> _TO DO_
Whenever a line in the listing contains "Render", copy that line.

[Opening PROVIDED DATA section]

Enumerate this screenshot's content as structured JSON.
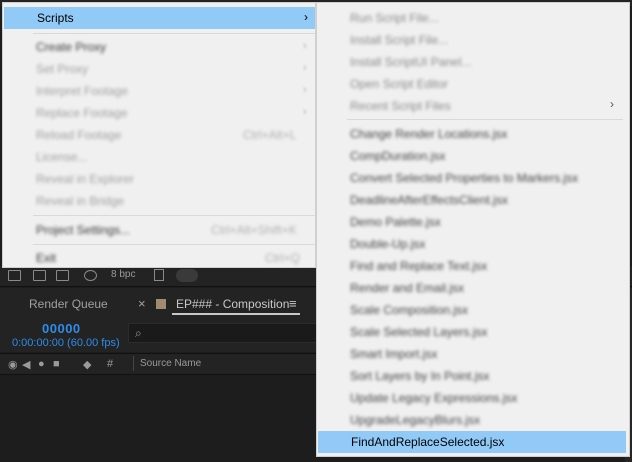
{
  "main_menu": {
    "scripts_label": "Scripts",
    "items": [
      {
        "label": "Create Proxy",
        "shortcut": ""
      },
      {
        "label": "Set Proxy",
        "shortcut": ""
      },
      {
        "label": "Interpret Footage",
        "shortcut": ""
      },
      {
        "label": "Replace Footage",
        "shortcut": ""
      },
      {
        "label": "Reload Footage",
        "shortcut": "Ctrl+Alt+L"
      },
      {
        "label": "License...",
        "shortcut": ""
      },
      {
        "label": "Reveal in Explorer",
        "shortcut": ""
      },
      {
        "label": "Reveal in Bridge",
        "shortcut": ""
      },
      {
        "label": "Project Settings...",
        "shortcut": "Ctrl+Alt+Shift+K"
      },
      {
        "label": "Exit",
        "shortcut": "Ctrl+Q"
      }
    ]
  },
  "scripts_submenu": {
    "commands": [
      "Run Script File...",
      "Install Script File...",
      "Install ScriptUI Panel...",
      "Open Script Editor",
      "Recent Script Files"
    ],
    "scripts": [
      "Change Render Locations.jsx",
      "CompDuration.jsx",
      "Convert Selected Properties to Markers.jsx",
      "DeadlineAfterEffectsClient.jsx",
      "Demo Palette.jsx",
      "Double-Up.jsx",
      "Find and Replace Text.jsx",
      "Render and Email.jsx",
      "Scale Composition.jsx",
      "Scale Selected Layers.jsx",
      "Smart Import.jsx",
      "Sort Layers by In Point.jsx",
      "Update Legacy Expressions.jsx",
      "UpgradeLegacyBlurs.jsx"
    ],
    "highlighted": "FindAndReplaceSelected.jsx"
  },
  "toolbar": {
    "bpc": "8 bpc"
  },
  "panels": {
    "tab_render_queue": "Render Queue",
    "tab_close": "×",
    "tab_composition": "EP### - Composition",
    "tab_menu": "≡",
    "timecode": "00000",
    "timecode_sub": "0:00:00:00 (60.00 fps)",
    "search_glyph": "⌕",
    "col_hash": "#",
    "col_source": "Source Name"
  },
  "colors": {
    "highlight": "#91c9f7",
    "menu_bg": "#f0f0f0",
    "timecode": "#2d8ceb",
    "panel_bg": "#1d1d1d"
  },
  "icons": [
    "chevron-right-icon",
    "search-icon",
    "eye-icon",
    "audio-icon",
    "solo-icon",
    "lock-icon",
    "label-icon",
    "trash-icon"
  ]
}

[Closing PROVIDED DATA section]

> _RESULT FOR THIS EXERCISE_
      "Change Render Locations.jsx",
      "Render and Email.jsx",
    "tab_render_queue": "Render Queue",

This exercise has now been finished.